That’s right, gemstone mining has all three. There are up to 1 million diamond diggers in Africa living in poverty; earning less than $1 a day as most profit goes to middlemen, traders and exporters. These diggers work in extremely dangerous conditions, with mine collapses, shootings, beatings, detentions and exploitation as regular occurrences. Child labour is also rife in the industry: children as young as four have been found working in diamond mines in Africa, the jade industry in Myanmar and the Indian gem industry. It is currently estimated that one million children work in mining worldwide.
Human trafficking can also be a common occurrence, as adults and children are forced to work as slaves in diamond mines.
Gemstone mining has a huge impact on our planet. Most diamonds come from large industrial mines, whilst most coloured gemstones (rubies, sapphires, emeralds etc) come from smaller mines, but both can do a lot of damage. Large mines disturb huge amounts of land, as the average diamond in an engagement ring requires the removal of 200 million to 400 million times its volume in rock, but beyond that they drastically affect biodiversity, rack up a huge carbon footprint, use high quantities of water for gem processing, and create massive quantities of waste rock that contributes to acid rock drainage (that 400 million has to go somewhere). Whilst smaller mines have a smaller impact, it’s still an impact, especially if they’re located in ecologically sensitive areas. Washing gems in nearby waterways can cause pollution, soil can be eroded, and land and forest is often cleared to create more digging sites and provide for things like cooking fires in areas where gems are found. Machinery runs on fossil fuels and causes dust, both of which pollute the air, and irresponsible mining can lead to problems like oil spills and rubbish issues as old machine parts and cars can litter local areas.
As always, secondhand is an incredible tool. Buying something that already exists both saves it from being thrown out, and means that we don’t create any demand for new resources or energy. In this case it also means that you can avoid funding conflict, genocide and various working rights violations. Plus, diamonds are forever! It’s not like a secondhand ring or its gems are going to drastically lower in quality over time, in fact the only thing that does go down is their value. A firsthand diamond depreciates massively in value from the moment you buy it, so you may as well save yourself that money and get one that has been pre-loved instead. I promise you no one will be able to tell the difference.

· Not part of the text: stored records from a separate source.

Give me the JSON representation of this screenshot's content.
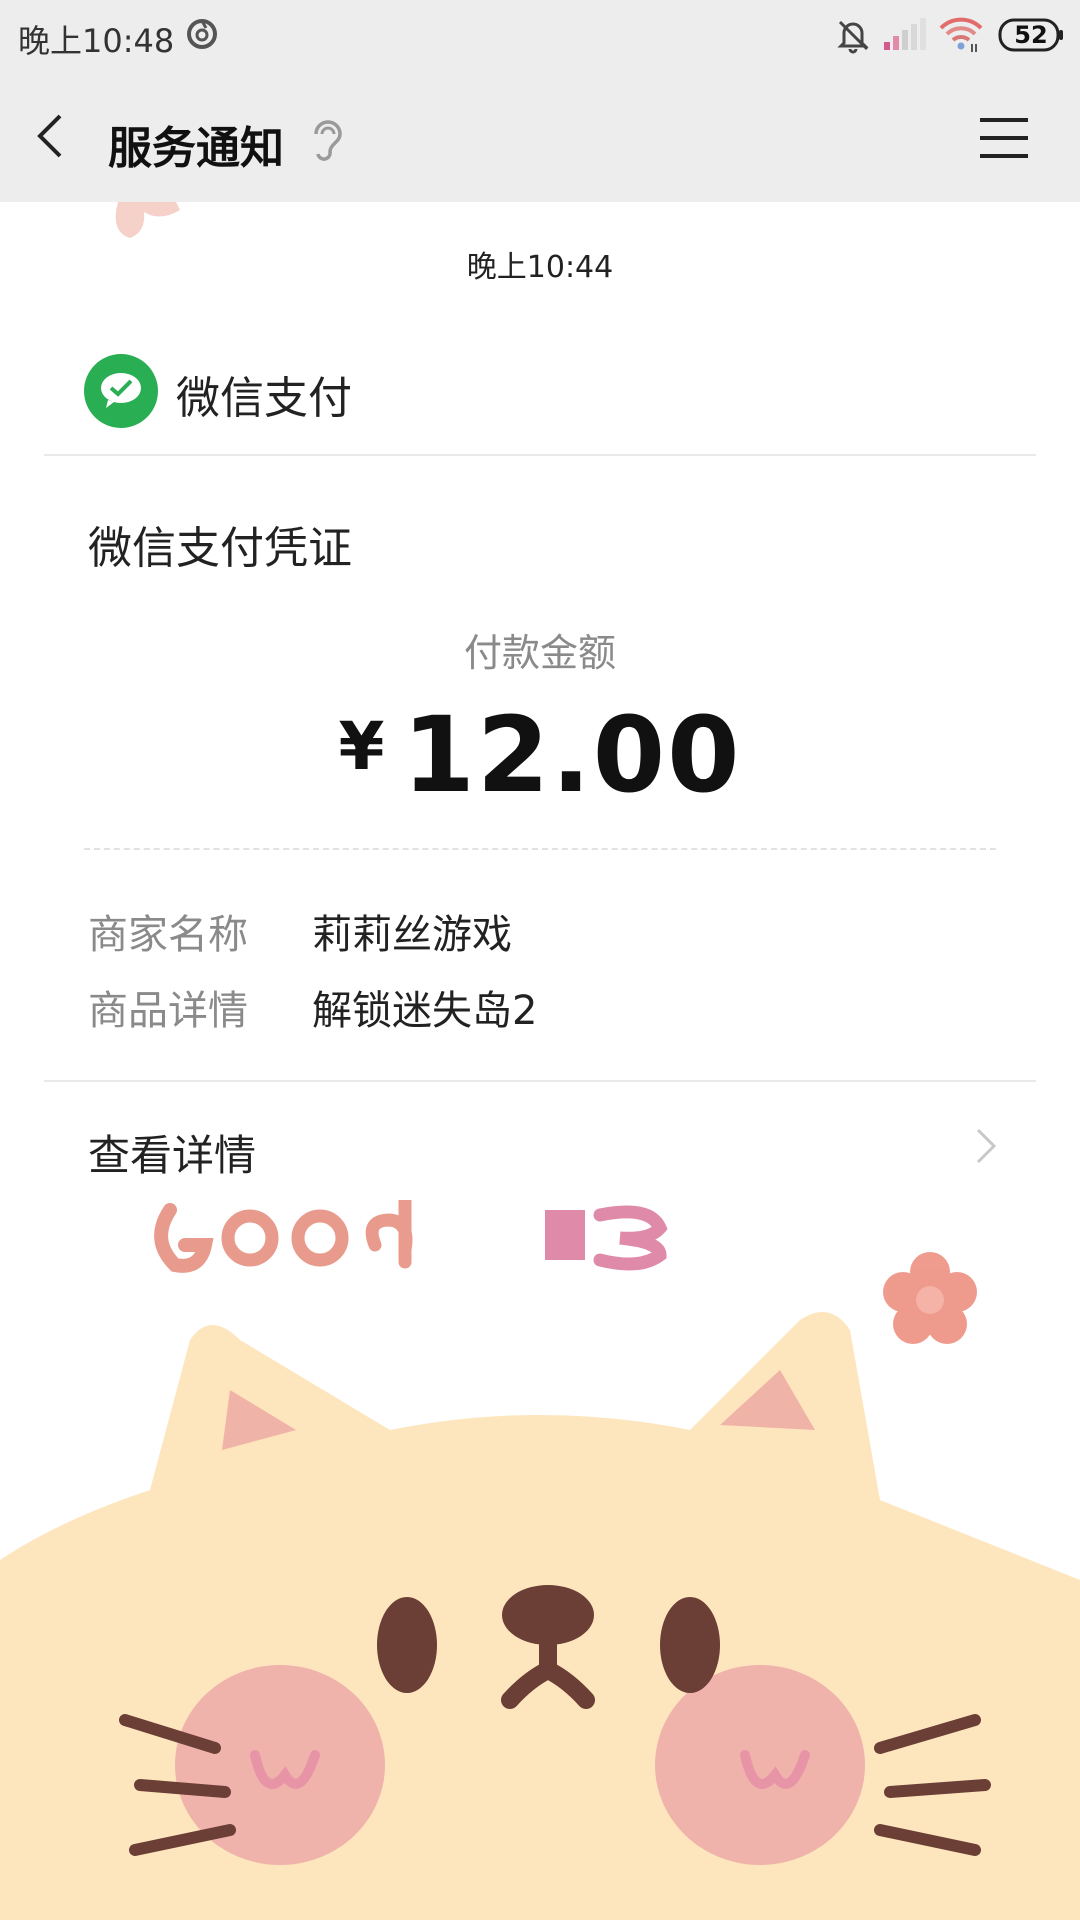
{
  "status_bar": {
    "time": "晚上10:48",
    "battery": "52",
    "icons": [
      "app-logo-icon",
      "mute-bell-icon",
      "signal-icon",
      "wifi-icon",
      "battery-icon"
    ]
  },
  "nav": {
    "title": "服务通知",
    "icons": [
      "back-icon",
      "ear-icon",
      "menu-icon"
    ]
  },
  "message": {
    "timestamp": "晚上10:44",
    "source": "微信支付",
    "title": "微信支付凭证",
    "amount_label": "付款金额",
    "currency": "¥",
    "amount": "12.00",
    "fields": [
      {
        "key": "商家名称",
        "value": "莉莉丝游戏"
      },
      {
        "key": "商品详情",
        "value": "解锁迷失岛2"
      }
    ],
    "details_link": "查看详情"
  },
  "colors": {
    "wechat_green": "#2aae53",
    "background_bar": "#ededed",
    "cat_fill": "#fde6bd"
  }
}
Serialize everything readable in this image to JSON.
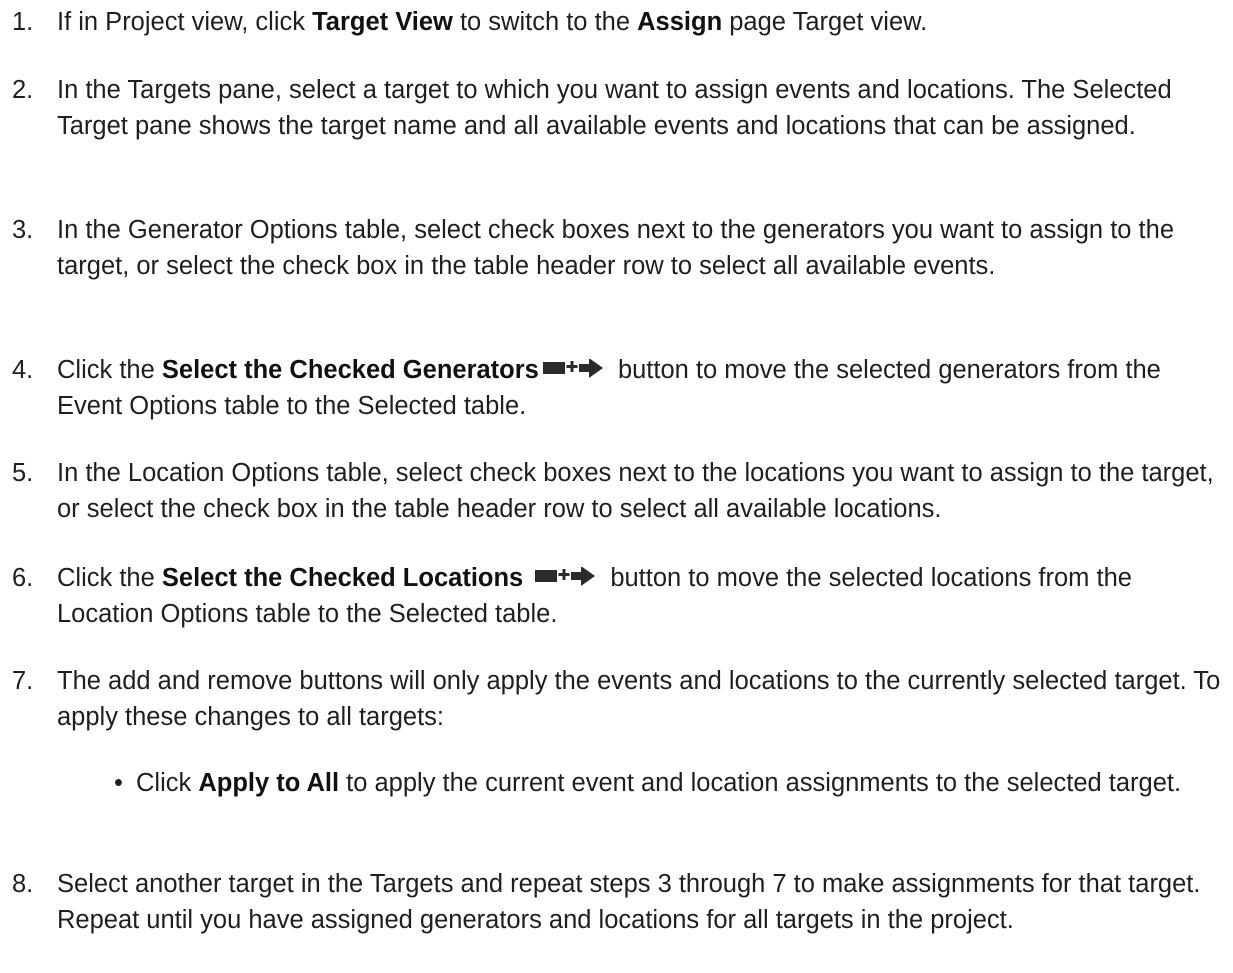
{
  "steps": [
    {
      "num": "1.",
      "parts": [
        "If in Project view, click ",
        "Target View",
        " to switch to the ",
        "Assign",
        " page Target view."
      ]
    },
    {
      "num": "2.",
      "text": "In the Targets pane, select a target to which you want to assign events and locations. The Selected Target pane shows the target name and all available events and locations that can be assigned."
    },
    {
      "num": "3.",
      "text": "In the Generator Options table, select check boxes next to the generators you want to assign to the target, or select the check box in the table header row to select all available events."
    },
    {
      "num": "4.",
      "parts": [
        "Click the ",
        "Select the Checked Generators",
        " button to move the selected generators from the Event Options table to the Selected table."
      ],
      "icon": "select-checked-add-arrow-icon"
    },
    {
      "num": "5.",
      "text": "In the Location Options table, select check boxes next to the locations you want to assign to the target, or select the check box in the table header row to select all available locations."
    },
    {
      "num": "6.",
      "parts": [
        "Click the ",
        "Select the Checked Locations",
        " button to move the selected locations from the Location Options table to the Selected table."
      ],
      "icon": "select-checked-add-arrow-icon"
    },
    {
      "num": "7.",
      "text": "The add and remove buttons will only apply the events and locations to the currently selected target. To apply these changes to all targets:",
      "subitems": [
        {
          "bullet": "•",
          "parts": [
            "Click ",
            "Apply to All",
            " to apply the current event and location assignments to the selected target."
          ]
        }
      ]
    },
    {
      "num": "8.",
      "text": "Select another target in the Targets and repeat steps 3 through 7 to make assignments for that target. Repeat until you have assigned generators and locations for all targets in the project."
    }
  ],
  "colors": {
    "text": "#1f1f1f",
    "icon": "#2b2b2b"
  }
}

When it comes to finding a secondhand ring DELGATTO/I Do Now I Don’t are the best in the business. The company began when founder, Josh Opperman, tried to sell his ex-fiance’s ring and was only offered 30% of the original price. He realised there was a market for selling on our secondhand gems, jewellery and watches, one where the seller is able to receive better prices through selling peer to peer, and the buyer still gets a better deal than the retail industry. No middlemen necessary. Their prices range from as low as $150 up to the thousands, so there’s something for a variety of circumstances, and each gem is certified by a team of certified gemologists to guarantee their authenticity. You can also shop by multiple factors including cut, carat, clarity, colour, metal type and shape, so you can find something to suit your unique taste. Whilst diamonds are the main gem you’ll find in their marketplace, there are also plenty of rings that include rubies, sapphires, emeralds and more, so you can find alternatives both to African diamonds and to gems from Myanmar if you’re looking for a more unique option. If that wasn’t enough, you can also use their marketplace to sell your own old items too!